Somebody picked up a megaphone and explained the group’s goals: too many people in San Francisco are homeless while apartments sit empty. That has to change, which is why people who aren’t using their apartments should pay a tax for the vacancy: a vacancy tax or — more popular still — an empty home tax. I thought to myself: that sounds a lot more catchy than the German term, Zweckentfremdungsverbotsverordnung (Change-of-Use Prohibition Ordinance). That’s the word we use in Berlin to address the same issue. I talk to an activist named Tyler — in his early 20s with a red beard — who tells me that people are generally very receptive to the idea and sign in favour of the referendum: “They can see what’s happening in the city and agree that something has to change.”

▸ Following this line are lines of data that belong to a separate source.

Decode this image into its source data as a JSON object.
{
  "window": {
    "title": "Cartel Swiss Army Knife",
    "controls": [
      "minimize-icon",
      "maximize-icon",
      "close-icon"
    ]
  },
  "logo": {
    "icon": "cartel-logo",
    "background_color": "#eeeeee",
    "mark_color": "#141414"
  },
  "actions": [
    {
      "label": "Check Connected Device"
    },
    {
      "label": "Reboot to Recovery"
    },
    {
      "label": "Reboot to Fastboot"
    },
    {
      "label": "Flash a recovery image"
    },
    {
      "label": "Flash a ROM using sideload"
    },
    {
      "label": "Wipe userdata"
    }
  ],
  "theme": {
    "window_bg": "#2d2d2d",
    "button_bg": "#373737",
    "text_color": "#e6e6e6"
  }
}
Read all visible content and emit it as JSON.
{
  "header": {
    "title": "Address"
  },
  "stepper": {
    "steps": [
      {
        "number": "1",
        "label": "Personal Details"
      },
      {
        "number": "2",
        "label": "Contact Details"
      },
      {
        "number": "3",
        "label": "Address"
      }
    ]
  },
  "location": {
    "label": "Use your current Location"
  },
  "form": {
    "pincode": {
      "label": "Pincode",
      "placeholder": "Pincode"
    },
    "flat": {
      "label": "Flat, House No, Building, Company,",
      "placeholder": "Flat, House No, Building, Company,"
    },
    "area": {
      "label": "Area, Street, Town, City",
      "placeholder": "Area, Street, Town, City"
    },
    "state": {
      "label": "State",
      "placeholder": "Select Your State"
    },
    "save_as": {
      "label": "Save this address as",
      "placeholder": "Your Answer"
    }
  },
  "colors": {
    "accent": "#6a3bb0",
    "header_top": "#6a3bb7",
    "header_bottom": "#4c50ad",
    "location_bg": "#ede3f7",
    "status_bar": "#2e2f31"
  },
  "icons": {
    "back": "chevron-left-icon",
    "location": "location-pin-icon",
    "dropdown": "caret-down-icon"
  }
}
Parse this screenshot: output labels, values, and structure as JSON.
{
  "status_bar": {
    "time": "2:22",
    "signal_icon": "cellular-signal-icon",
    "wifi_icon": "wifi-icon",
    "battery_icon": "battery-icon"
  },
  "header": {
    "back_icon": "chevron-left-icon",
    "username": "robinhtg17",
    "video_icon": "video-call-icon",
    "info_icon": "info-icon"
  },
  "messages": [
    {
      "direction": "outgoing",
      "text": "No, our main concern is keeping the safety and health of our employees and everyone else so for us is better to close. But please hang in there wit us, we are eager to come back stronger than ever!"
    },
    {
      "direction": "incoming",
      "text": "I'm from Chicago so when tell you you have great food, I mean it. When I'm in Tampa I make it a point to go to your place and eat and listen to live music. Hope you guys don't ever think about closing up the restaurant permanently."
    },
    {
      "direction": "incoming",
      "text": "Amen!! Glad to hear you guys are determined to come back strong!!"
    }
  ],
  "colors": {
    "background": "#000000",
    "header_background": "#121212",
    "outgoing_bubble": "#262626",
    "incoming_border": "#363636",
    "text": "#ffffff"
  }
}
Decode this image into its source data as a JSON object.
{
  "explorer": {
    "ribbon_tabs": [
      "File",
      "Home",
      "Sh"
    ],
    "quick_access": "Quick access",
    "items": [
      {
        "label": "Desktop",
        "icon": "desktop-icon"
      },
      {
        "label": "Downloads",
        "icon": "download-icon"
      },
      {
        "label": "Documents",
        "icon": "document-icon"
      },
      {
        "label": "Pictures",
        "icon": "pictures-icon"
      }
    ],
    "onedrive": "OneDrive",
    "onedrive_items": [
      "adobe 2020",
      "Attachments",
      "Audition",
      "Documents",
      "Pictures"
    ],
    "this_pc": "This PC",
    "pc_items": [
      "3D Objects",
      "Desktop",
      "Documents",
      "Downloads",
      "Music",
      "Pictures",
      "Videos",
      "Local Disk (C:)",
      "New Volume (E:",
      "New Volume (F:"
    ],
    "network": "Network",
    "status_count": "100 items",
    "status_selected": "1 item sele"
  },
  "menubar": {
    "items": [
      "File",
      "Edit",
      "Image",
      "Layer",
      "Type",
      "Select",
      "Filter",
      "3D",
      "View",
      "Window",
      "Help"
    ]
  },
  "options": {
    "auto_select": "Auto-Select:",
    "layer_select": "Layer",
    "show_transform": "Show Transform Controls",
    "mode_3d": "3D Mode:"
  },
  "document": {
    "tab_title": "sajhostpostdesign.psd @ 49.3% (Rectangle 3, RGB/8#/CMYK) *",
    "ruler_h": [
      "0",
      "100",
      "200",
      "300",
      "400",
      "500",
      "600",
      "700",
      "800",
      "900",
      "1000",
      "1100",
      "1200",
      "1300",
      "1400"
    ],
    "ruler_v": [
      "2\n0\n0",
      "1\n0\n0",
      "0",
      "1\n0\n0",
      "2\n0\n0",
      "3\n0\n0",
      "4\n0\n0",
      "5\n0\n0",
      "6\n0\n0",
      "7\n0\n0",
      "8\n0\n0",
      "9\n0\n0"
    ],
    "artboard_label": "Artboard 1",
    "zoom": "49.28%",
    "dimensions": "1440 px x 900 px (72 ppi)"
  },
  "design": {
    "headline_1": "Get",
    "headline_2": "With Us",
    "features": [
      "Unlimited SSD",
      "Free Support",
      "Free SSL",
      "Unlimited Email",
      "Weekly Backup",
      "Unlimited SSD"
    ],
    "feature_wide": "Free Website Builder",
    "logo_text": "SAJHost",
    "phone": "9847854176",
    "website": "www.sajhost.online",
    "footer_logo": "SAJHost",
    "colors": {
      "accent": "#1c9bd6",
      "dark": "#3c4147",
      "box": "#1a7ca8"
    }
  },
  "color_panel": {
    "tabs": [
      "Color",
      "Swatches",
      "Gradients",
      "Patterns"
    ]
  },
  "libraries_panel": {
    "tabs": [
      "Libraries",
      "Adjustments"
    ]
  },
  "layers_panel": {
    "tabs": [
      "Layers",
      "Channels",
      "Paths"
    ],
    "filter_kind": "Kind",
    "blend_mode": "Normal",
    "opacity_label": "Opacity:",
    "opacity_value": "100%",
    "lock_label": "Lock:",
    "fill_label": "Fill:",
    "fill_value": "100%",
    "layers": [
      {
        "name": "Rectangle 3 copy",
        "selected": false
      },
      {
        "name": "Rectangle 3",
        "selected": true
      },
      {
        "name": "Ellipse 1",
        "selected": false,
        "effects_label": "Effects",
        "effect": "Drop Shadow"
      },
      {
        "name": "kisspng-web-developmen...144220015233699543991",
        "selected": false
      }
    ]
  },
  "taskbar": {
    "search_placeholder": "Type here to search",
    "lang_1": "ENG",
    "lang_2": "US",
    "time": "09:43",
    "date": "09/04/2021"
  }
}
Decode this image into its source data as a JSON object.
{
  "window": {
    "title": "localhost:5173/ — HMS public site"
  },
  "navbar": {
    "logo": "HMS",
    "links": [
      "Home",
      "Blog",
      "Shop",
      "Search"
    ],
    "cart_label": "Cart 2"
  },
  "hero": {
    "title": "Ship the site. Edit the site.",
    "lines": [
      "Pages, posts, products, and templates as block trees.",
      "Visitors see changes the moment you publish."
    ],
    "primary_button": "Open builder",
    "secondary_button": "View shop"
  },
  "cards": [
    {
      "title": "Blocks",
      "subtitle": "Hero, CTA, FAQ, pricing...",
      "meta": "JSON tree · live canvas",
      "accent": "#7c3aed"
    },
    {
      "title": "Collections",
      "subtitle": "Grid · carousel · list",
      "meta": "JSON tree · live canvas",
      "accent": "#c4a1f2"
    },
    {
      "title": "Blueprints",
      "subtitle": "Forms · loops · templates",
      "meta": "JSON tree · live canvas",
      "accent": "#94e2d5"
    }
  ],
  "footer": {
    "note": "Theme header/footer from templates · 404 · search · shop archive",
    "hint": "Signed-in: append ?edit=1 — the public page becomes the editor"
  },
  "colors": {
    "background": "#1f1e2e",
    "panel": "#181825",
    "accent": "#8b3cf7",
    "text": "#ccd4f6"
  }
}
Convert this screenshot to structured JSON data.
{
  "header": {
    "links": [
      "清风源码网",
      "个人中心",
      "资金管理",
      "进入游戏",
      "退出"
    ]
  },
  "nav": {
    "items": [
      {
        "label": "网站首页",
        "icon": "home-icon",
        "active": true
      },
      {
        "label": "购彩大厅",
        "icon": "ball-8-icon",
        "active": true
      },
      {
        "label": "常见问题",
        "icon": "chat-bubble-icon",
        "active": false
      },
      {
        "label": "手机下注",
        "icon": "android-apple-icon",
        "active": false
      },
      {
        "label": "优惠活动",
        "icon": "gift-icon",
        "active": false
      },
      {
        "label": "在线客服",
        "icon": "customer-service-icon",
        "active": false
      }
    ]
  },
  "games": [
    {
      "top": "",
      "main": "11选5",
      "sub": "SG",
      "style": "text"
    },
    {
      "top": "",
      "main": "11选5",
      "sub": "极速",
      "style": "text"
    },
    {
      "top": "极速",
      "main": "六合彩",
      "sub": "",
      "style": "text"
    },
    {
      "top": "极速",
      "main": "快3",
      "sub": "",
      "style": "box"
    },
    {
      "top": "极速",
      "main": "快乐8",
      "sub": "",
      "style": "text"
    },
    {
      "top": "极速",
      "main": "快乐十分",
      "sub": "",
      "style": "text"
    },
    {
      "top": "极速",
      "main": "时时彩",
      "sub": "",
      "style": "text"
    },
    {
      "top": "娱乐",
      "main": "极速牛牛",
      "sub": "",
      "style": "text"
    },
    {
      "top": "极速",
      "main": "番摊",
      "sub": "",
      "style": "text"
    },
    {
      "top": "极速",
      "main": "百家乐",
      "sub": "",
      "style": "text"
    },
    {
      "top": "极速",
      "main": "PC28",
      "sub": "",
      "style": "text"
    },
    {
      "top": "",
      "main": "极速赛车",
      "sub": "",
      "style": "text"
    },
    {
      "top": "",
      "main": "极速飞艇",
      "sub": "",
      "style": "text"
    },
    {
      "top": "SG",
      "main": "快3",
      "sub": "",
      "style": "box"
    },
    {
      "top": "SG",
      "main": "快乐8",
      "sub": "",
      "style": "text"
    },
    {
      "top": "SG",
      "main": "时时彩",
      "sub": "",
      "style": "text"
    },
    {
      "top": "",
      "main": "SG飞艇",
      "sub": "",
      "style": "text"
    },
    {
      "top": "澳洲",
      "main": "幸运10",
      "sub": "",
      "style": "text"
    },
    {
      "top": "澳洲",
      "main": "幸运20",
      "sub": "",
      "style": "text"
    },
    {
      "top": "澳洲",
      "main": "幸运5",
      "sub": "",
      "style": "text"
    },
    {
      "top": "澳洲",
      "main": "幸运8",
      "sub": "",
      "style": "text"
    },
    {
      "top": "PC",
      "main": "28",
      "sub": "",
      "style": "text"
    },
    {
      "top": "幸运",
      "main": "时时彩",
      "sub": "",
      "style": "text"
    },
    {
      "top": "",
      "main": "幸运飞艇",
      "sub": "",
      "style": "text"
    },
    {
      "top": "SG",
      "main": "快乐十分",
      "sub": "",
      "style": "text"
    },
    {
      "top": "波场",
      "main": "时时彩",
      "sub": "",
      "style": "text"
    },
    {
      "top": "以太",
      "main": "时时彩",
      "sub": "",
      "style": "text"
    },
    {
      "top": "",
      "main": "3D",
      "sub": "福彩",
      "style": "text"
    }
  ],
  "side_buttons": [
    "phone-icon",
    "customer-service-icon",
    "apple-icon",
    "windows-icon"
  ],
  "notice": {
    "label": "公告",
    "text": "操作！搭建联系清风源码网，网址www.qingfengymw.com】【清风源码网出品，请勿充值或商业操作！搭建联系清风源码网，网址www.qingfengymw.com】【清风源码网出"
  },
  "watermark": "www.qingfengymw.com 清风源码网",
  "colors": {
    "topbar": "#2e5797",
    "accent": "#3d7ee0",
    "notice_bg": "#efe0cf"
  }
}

On my trip back from the West to the East Coast of the US, I thought about why Lee Fang’s critical view of the left was so different from what I’d experienced there. At its core, the DSA’s activity is exactly the thing Fang complained there wasn’t enough of.
On one point, however, he was right: holding on too tightly to the idea of defunding or completely abolishing the police meant that the organization could not fulfil its potential. It’s hard for the DSA to admit that certain positions do more harm than good. They make things too easy for their (many) opponents. Too much energy is wasted on social media arguing about how to deal with Israel or internal organizational affairs and people end up with the (false) impression that these issues are more important than the fight for social justice in the US.
At the same time, it’s refreshing to see that for many in North America — young people in particular — democratic socialism is no longer a dirty word, but rather a term that inspires hope.